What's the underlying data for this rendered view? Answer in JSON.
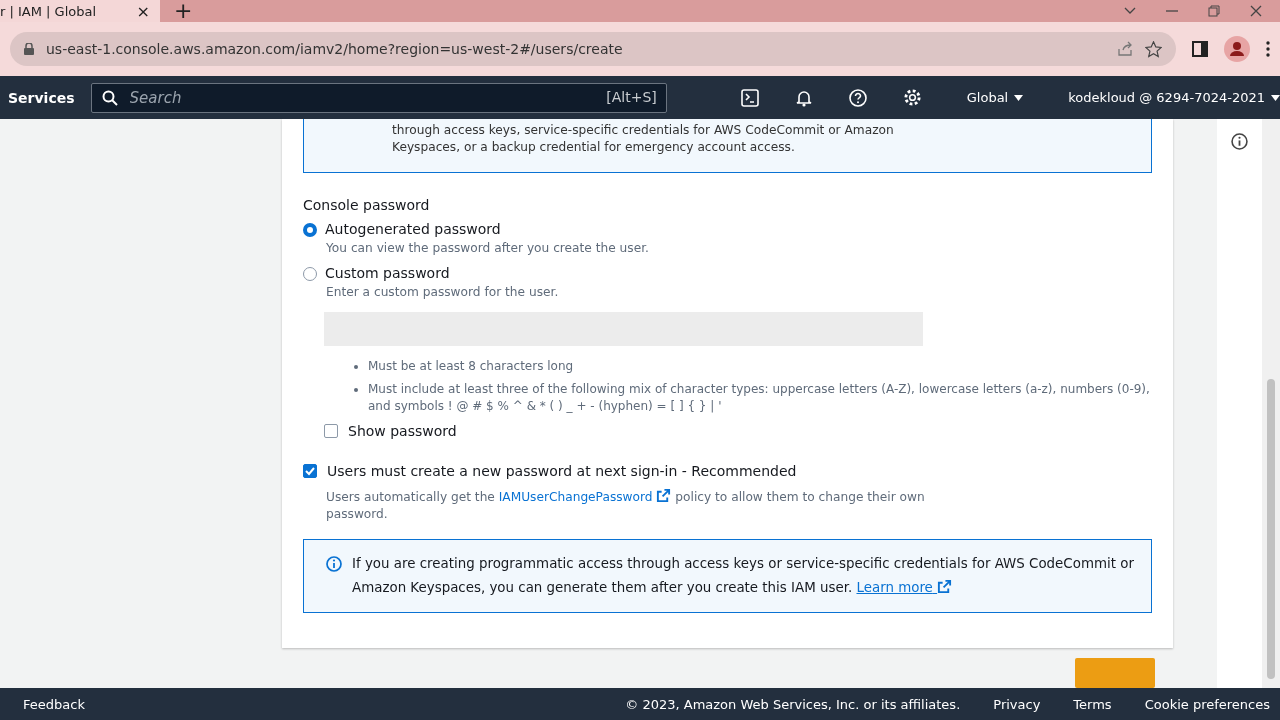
{
  "browser": {
    "tab": {
      "title": "r | IAM | Global",
      "close": "×"
    },
    "new_tab": "+",
    "url": "us-east-1.console.aws.amazon.com/iamv2/home?region=us-west-2#/users/create"
  },
  "aws_nav": {
    "services": "Services",
    "search": {
      "placeholder": "Search",
      "shortcut": "[Alt+S]"
    },
    "region": "Global",
    "account": "kodekloud @ 6294-7024-2021"
  },
  "top_alert": {
    "lines": [
      "through access keys, service-specific credentials for AWS CodeCommit or Amazon",
      "Keyspaces, or a backup credential for emergency account access."
    ]
  },
  "console_password": {
    "label": "Console password",
    "options": [
      {
        "label": "Autogenerated password",
        "description": "You can view the password after you create the user.",
        "selected": true
      },
      {
        "label": "Custom password",
        "description": "Enter a custom password for the user.",
        "selected": false
      }
    ],
    "password_field": {
      "disabled": true
    },
    "rules": [
      "Must be at least 8 characters long",
      "Must include at least three of the following mix of character types: uppercase letters (A-Z), lowercase letters (a-z), numbers (0-9), and symbols ! @ # $ % ^ & * ( ) _ + - (hyphen) = [ ] { } | '"
    ],
    "show_password": {
      "label": "Show password",
      "checked": false
    },
    "must_reset": {
      "label": "Users must create a new password at next sign-in - Recommended",
      "checked": true,
      "description_before": "Users automatically get the",
      "link": "IAMUserChangePassword",
      "description_after": "policy to allow them to change their own password."
    }
  },
  "info_alert": {
    "text": "If you are creating programmatic access through access keys or service-specific credentials for AWS CodeCommit or Amazon Keyspaces, you can generate them after you create this IAM user.",
    "link": "Learn more"
  },
  "footer": {
    "feedback": "Feedback",
    "copyright": "© 2023, Amazon Web Services, Inc. or its affiliates.",
    "links": [
      "Privacy",
      "Terms",
      "Cookie preferences"
    ]
  }
}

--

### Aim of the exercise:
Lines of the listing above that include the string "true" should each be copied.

### Answer below:
        "selected": true
      "disabled": true
      "checked": true,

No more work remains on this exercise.